Omar Soliman and Nick Friedman already had a successful business. They started hauling away unwanted items for Omar’s mother’s furniture customers and made more than $8,000 the first summer. When they returned to school, Omar’s college had a contest for young entrepreneurs. They called their business “College Hunks Hauling Junk,” wrote up a formal business plan, and won first prize, $10,000. Since then, they had been named among the 30 top entrepreneurs under 30 by Inc. Magazine and their company was listed among the top 30 franchise opportunities by Entrepreneur Magazine.
They were in the Tank for their spin-off business, “College Foxes Packing Boxes,” with young women trained to sort, organize and pack up a houseful of belongings. They had three pretty young women with them as the “foxes.” Daymond was concerned that “those guys in trench coats” would be calling.

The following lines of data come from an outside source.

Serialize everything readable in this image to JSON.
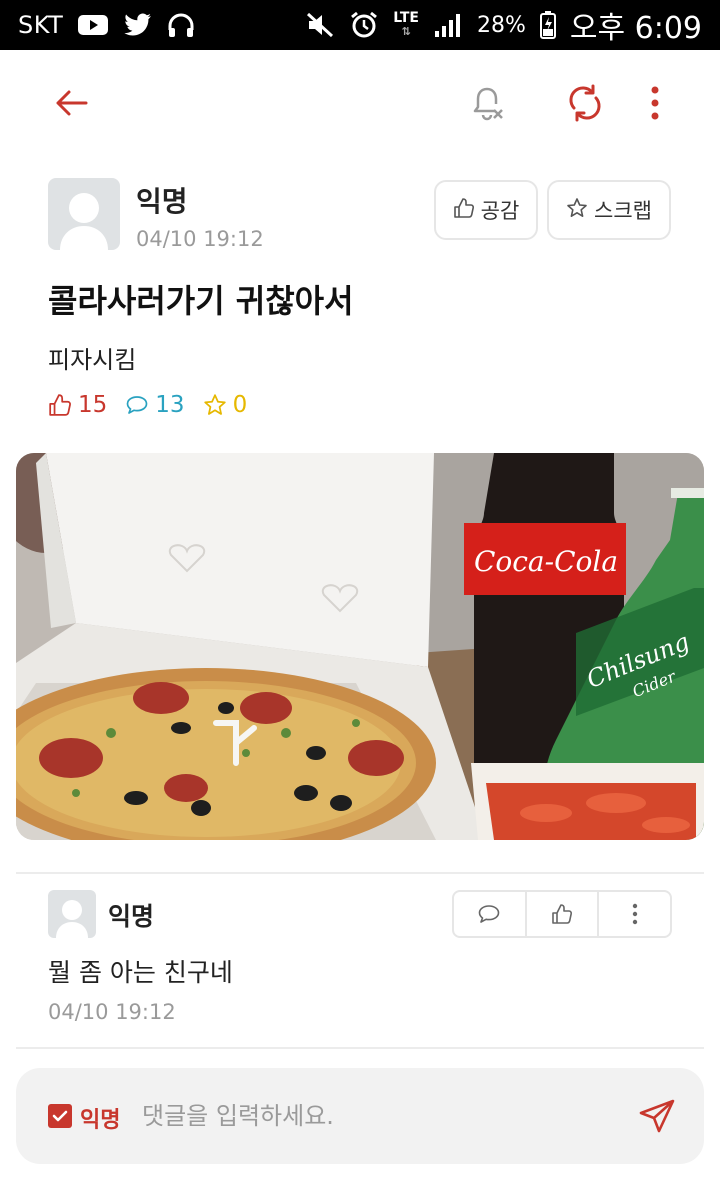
{
  "status_bar": {
    "carrier": "SKT",
    "network_top": "LTE",
    "network_bottom": "⇅",
    "battery": "28%",
    "time": "오후 6:09"
  },
  "colors": {
    "accent": "#c8372d",
    "like": "#c8372d",
    "comment": "#2aa2c0",
    "scrap": "#e6b800"
  },
  "post": {
    "author": "익명",
    "time": "04/10 19:12",
    "like_button_label": "공감",
    "scrap_button_label": "스크랩",
    "title": "콜라사러가기 귀찮아서",
    "body": "피자시킴",
    "likes": "15",
    "comments": "13",
    "scraps": "0",
    "photo": {
      "cola_label": "Coca-Cola",
      "cider_label": "Chilsung",
      "cider_sub": "Cider"
    }
  },
  "comment": {
    "author": "익명",
    "text": "뭘 좀 아는 친구네",
    "time": "04/10 19:12"
  },
  "comment_input": {
    "anonymous_label": "익명",
    "placeholder": "댓글을 입력하세요."
  }
}
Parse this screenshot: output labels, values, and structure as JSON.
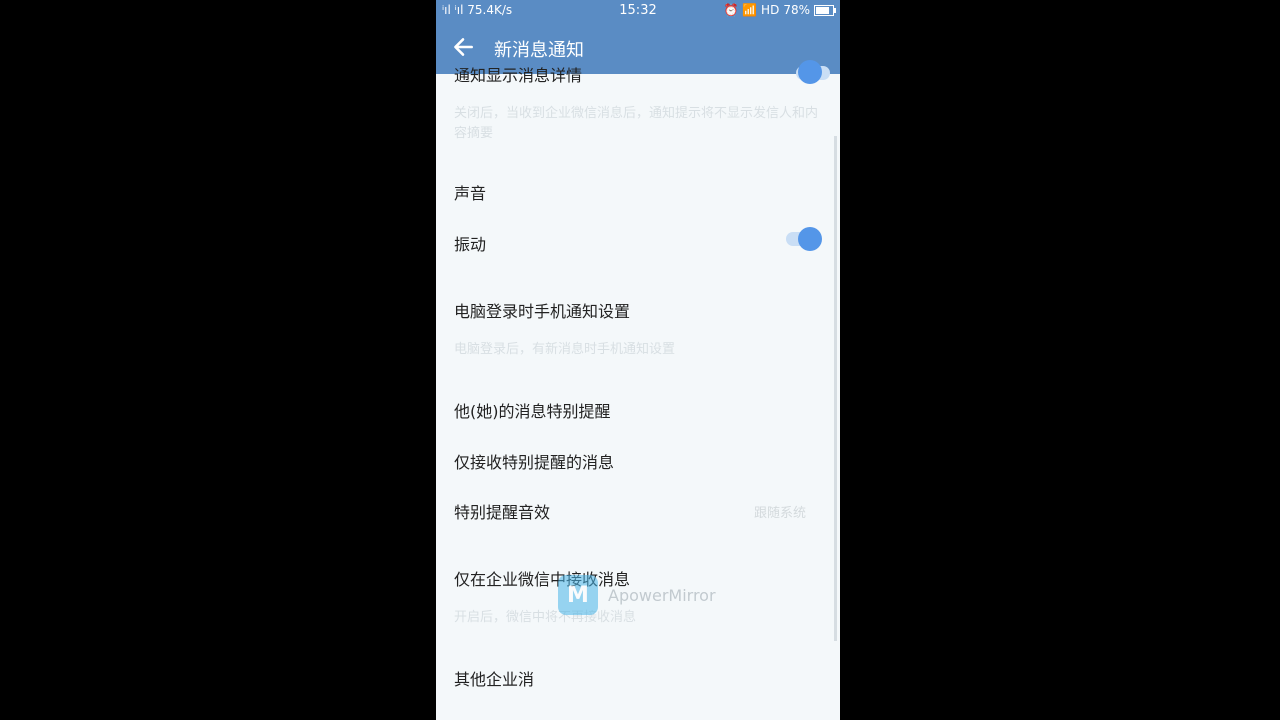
{
  "statusbar": {
    "signal": "ⁱıl ⁱıl 75.4K/s",
    "time": "15:32",
    "icons": "⏰ 📶 HD",
    "battery": "78%"
  },
  "appbar": {
    "title": "新消息通知",
    "back_icon": "arrow-left-icon"
  },
  "settings": {
    "partial_row": "通知显示消息详情",
    "partial_desc": "关闭后，当收到企业微信消息后，通知提示将不显示发信人和内容摘要",
    "sound": "声音",
    "vibrate": "振动",
    "pc_login": "电脑登录时手机通知设置",
    "pc_login_desc": "电脑登录后，有新消息时手机通知设置",
    "special_remind": "他(她)的消息特别提醒",
    "only_special": "仅接收特别提醒的消息",
    "special_sound": "特别提醒音效",
    "special_sound_value": "跟随系统",
    "only_wework": "仅在企业微信中接收消息",
    "only_wework_desc": "开启后，微信中将不再接收消息",
    "other": "其他企业消"
  },
  "watermark": {
    "text": "ApowerMirror",
    "logo": "M"
  },
  "colors": {
    "appbar": "#5a8cc4",
    "toggle": "#5496e8"
  }
}
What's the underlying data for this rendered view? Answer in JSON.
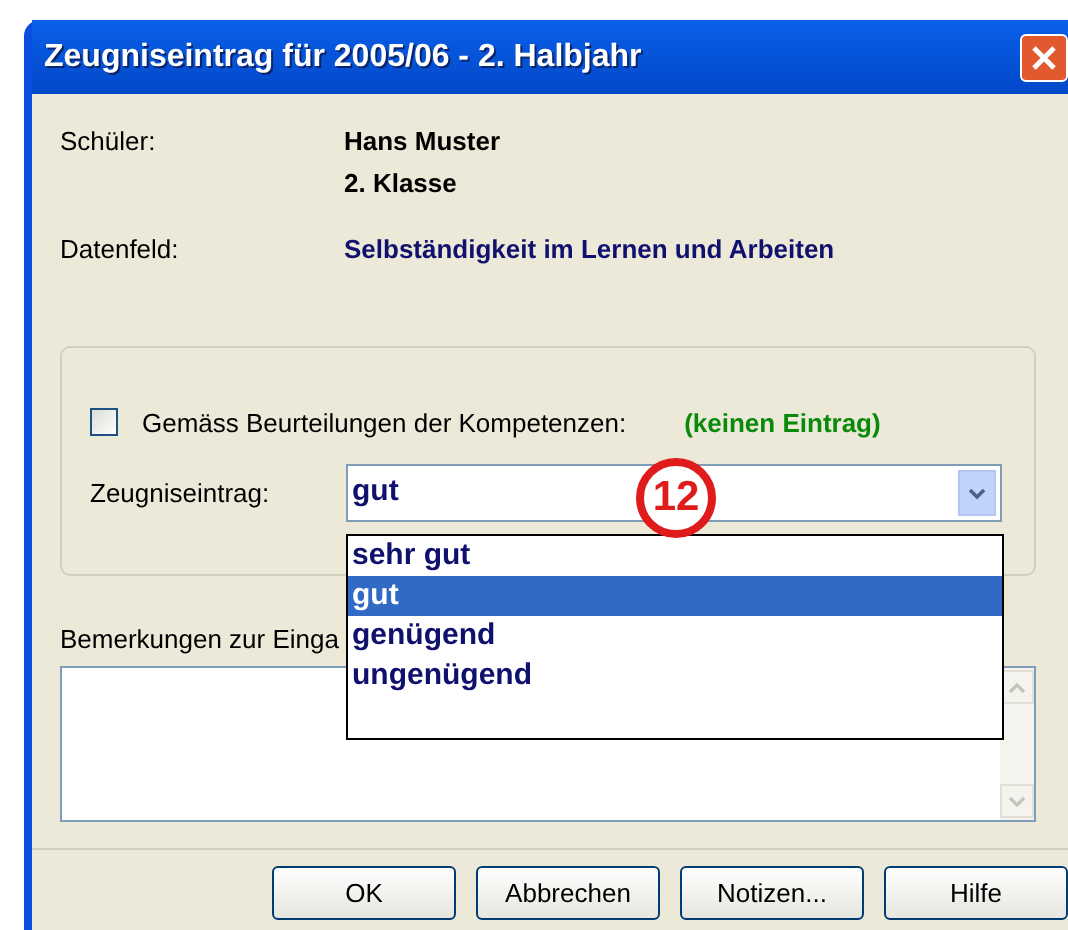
{
  "window": {
    "title": "Zeugniseintrag für 2005/06 - 2. Halbjahr"
  },
  "student": {
    "label": "Schüler:",
    "name": "Hans Muster",
    "class": "2. Klasse"
  },
  "data_field": {
    "label": "Datenfeld:",
    "value": "Selbständigkeit im Lernen und Arbeiten"
  },
  "competence": {
    "label": "Gemäss Beurteilungen der Kompetenzen:",
    "checked": false,
    "value": "(keinen Eintrag)"
  },
  "report_entry": {
    "label": "Zeugniseintrag:",
    "value": "gut",
    "expanded": true,
    "options": [
      {
        "label": "sehr gut",
        "selected": false
      },
      {
        "label": "gut",
        "selected": true
      },
      {
        "label": "genügend",
        "selected": false
      },
      {
        "label": "ungenügend",
        "selected": false
      }
    ]
  },
  "annotation": "12",
  "remarks": {
    "label": "Bemerkungen zur Einga"
  },
  "buttons": [
    "OK",
    "Abbrechen",
    "Notizen...",
    "Hilfe"
  ]
}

The sticking point for all the sharks was that they were not including Hunks in the deal. Robert offered $250,000 for 50% of Foxes and 10% of Hunks. When they declined, he asked them to come up with a number for both companies. They wanted $1,000,000 for 10%. And that shut down any further discussion.

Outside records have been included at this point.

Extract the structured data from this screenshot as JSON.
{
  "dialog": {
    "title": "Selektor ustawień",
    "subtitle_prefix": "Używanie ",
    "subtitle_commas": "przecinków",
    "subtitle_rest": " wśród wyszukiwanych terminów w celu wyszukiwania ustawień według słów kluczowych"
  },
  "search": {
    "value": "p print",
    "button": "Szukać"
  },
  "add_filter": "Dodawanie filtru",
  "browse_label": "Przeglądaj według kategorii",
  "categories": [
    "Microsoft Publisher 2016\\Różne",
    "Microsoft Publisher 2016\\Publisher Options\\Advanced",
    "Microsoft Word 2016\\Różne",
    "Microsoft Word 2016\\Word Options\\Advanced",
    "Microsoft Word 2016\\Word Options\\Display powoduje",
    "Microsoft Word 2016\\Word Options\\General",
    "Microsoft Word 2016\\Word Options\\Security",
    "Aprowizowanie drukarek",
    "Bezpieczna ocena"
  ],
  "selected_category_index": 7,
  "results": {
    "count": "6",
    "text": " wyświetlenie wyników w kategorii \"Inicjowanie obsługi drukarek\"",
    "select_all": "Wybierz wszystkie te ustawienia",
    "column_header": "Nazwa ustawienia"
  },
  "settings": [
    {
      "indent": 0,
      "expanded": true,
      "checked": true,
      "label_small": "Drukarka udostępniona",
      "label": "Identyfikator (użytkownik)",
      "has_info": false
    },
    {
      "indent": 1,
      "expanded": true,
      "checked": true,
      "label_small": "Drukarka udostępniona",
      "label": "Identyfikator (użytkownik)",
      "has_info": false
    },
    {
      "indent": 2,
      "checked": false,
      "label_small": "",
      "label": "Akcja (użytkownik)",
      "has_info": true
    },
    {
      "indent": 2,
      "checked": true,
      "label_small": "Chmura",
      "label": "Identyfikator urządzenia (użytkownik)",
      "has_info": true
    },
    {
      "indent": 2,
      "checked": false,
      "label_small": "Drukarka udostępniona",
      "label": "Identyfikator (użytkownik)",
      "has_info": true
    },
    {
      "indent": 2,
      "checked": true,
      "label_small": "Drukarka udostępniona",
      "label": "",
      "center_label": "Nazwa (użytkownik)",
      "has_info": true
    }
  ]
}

College Foxes never got off the ground, but there are now more than 150 College Hunks franchises in the US and Canada.
Nick and Omar wrote a book, “Effortless Entrepreneur,” to let other entrepreneurs know what not to do in the Tank. Also, they pop up occasionally on media outlets, such as Fox Business News.
College Foxes Packing Boxes is no longer in business.